Unlike most American citizens, members of the military are held to the highest of standards and the proper use of social media is of particular concern. Not only does social media have the potential to tarnish your reputation, but also the reputation of those associated with you and the upstanding moral code of the military as a whole. For this reason, improper use of social media can certainly be charged under the Uniform Code of Military Justice.
In a now-famous case of social media and the military, the presiding judge over Bradley Manning—the private under allegations for submitting information to the WikiLeaks scandal—may consider social media posts in her decision.
Furthermore, social media use by soldiers has led to litigation. This past July, a Navy soldier—allegedly intoxicated—posted inappropriate comments on a photo of a woman who stated she was a recent Navy recruit. The comment, which contains an expletive and a mention of rape, has been taken by the Navy as a threat of sexual assault.
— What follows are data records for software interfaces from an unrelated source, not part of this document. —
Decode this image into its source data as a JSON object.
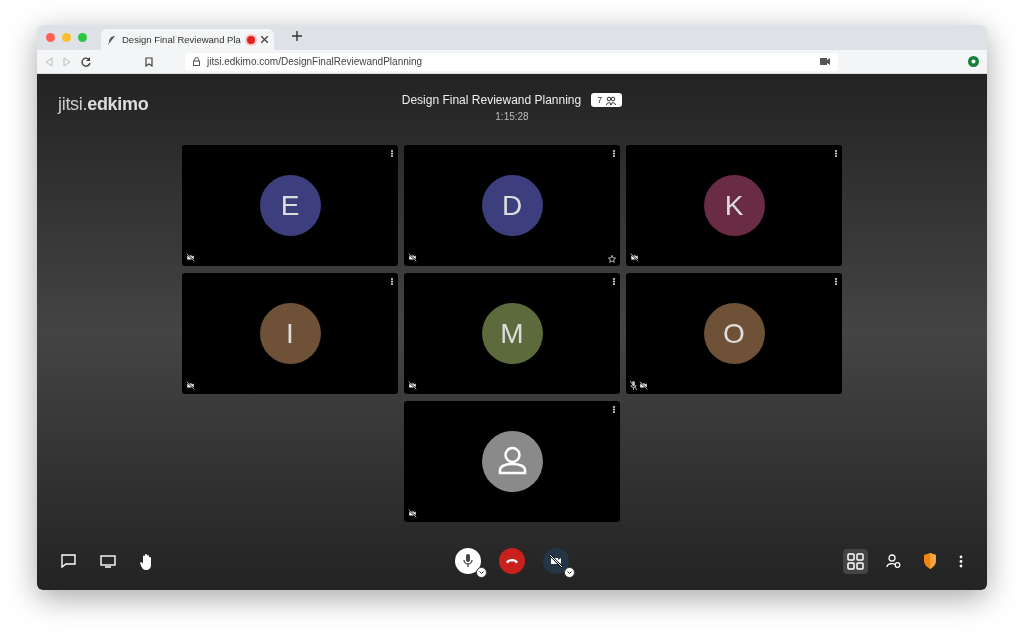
{
  "browser": {
    "tab_title": "Design Final Reviewand Pla",
    "recording": true,
    "url": "jitsi.edkimo.com/DesignFinalReviewandPlanning"
  },
  "header": {
    "logo": "jitsi.**edkimo**",
    "title": "Design Final Reviewand Planning",
    "timer": "1:15:28",
    "participant_count": "7"
  },
  "tiles": [
    {
      "kind": "initial",
      "initial": "E",
      "color": "#3d3e7e",
      "mic_muted": false,
      "camera_muted": true,
      "starred": false
    },
    {
      "kind": "initial",
      "initial": "D",
      "color": "#3d3e7e",
      "mic_muted": false,
      "camera_muted": true,
      "starred": true
    },
    {
      "kind": "initial",
      "initial": "K",
      "color": "#6a2b45",
      "mic_muted": false,
      "camera_muted": true,
      "starred": false
    },
    {
      "kind": "initial",
      "initial": "I",
      "color": "#6e5136",
      "mic_muted": false,
      "camera_muted": true,
      "starred": false
    },
    {
      "kind": "initial",
      "initial": "M",
      "color": "#5d6b3c",
      "mic_muted": false,
      "camera_muted": true,
      "starred": false
    },
    {
      "kind": "initial",
      "initial": "O",
      "color": "#6e5136",
      "mic_muted": true,
      "camera_muted": true,
      "starred": false
    },
    {
      "kind": "avatar",
      "mic_muted": false,
      "camera_muted": true,
      "starred": false
    }
  ],
  "toolbar": {
    "mic_muted": false,
    "camera_muted": true,
    "tile_view": true
  }
}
Members of the military must recognize that their activity on social media is a reflection of themselves and their service. Your actions, whether in person or on social media, can now be well documented and in many cases used against you in a court-martial hearing.
The first step is responsibility. Know that your actions and comments come with real costs, and are not to be taken lightly. For sure, you should be concerned your social media use can contribute or detract from your court-martial hearing, so march smartly, and contact a military defense lawyer if you are under investigation.